As a previous post eluded, there are many jobs out there with shift work. However, a lot of jobs require call as well. This does not mean you will necessarily be working more. But you do have to be cautious as to what call positions will entail. I even know some CRNAs that work shift work and also take call. Taking call position where you are in a "leaving order", usually results in your being able to leave based on when you 'where' on call or when you 'will' be on call, will usually allow you to be 'cut' [go home] when rooms start coming down. These sort of models often will have pre-call, post-call, and sometimes 'day of call' days off. I work in this type of paradigm. The disadvantage is never knowing exactly what time you will be getting off. However, as you become more familiar with the OR norms and customary times to leave in a specific leaving spot, you can usually guess when you might be getting out. The key to this type of model if not being short staffed of CRNAs. This will result in longer hours. At my facility, the docs and CRNAs are in the same 'leaving order.' This means that when the numbers of rooms down hits my spot on the list a doc or CRNA will relieve me to go home. It creates equity in our group. The leaving order is sacred. Right now I work around 38 to 40 a week, including my worked call hours.
The reality is, there are more ways to schedule anesthesia services than can be counted. In my area, there about 10 facilities all employing CRNAs. I don't think you can find two identical systems. Although, many will share common traits, the method or manner in which equity is achieved varies widely. One of the main reasons why CRNAs change jobs in the first two years is related to their understanding of what kind of schedule they want, to meet their varying needs, and the experience they gain over time that leads to a better understanding of how to attain it. It is very difficult to understand many of the systems out there while in school or just out. I hope this help--as complicated as it might sound.
Quote from Aggiejane07
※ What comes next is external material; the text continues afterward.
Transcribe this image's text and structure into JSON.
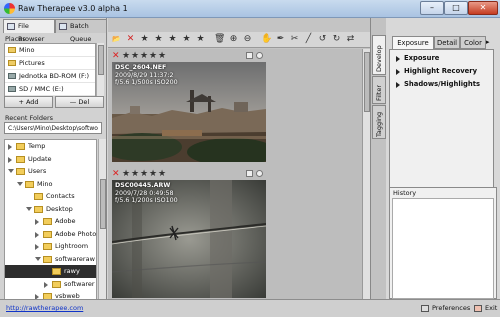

I'm thinking of specializing as a CRNA eventually and I'm curious as to what the normal schedule is for one. Monday-Friday? or Weekends and weird hours? I had originally planned on becoming a doctor but chose nursing for the heavier emphasis on human interaction and less demanding schedule in school/work. I wanted to have a life and a family. Being a CRNA seems extremely interesting and involves all the aspects of medicine that I was interested in but i'm worried it will be equally time consuming. Can you guys please give me some input?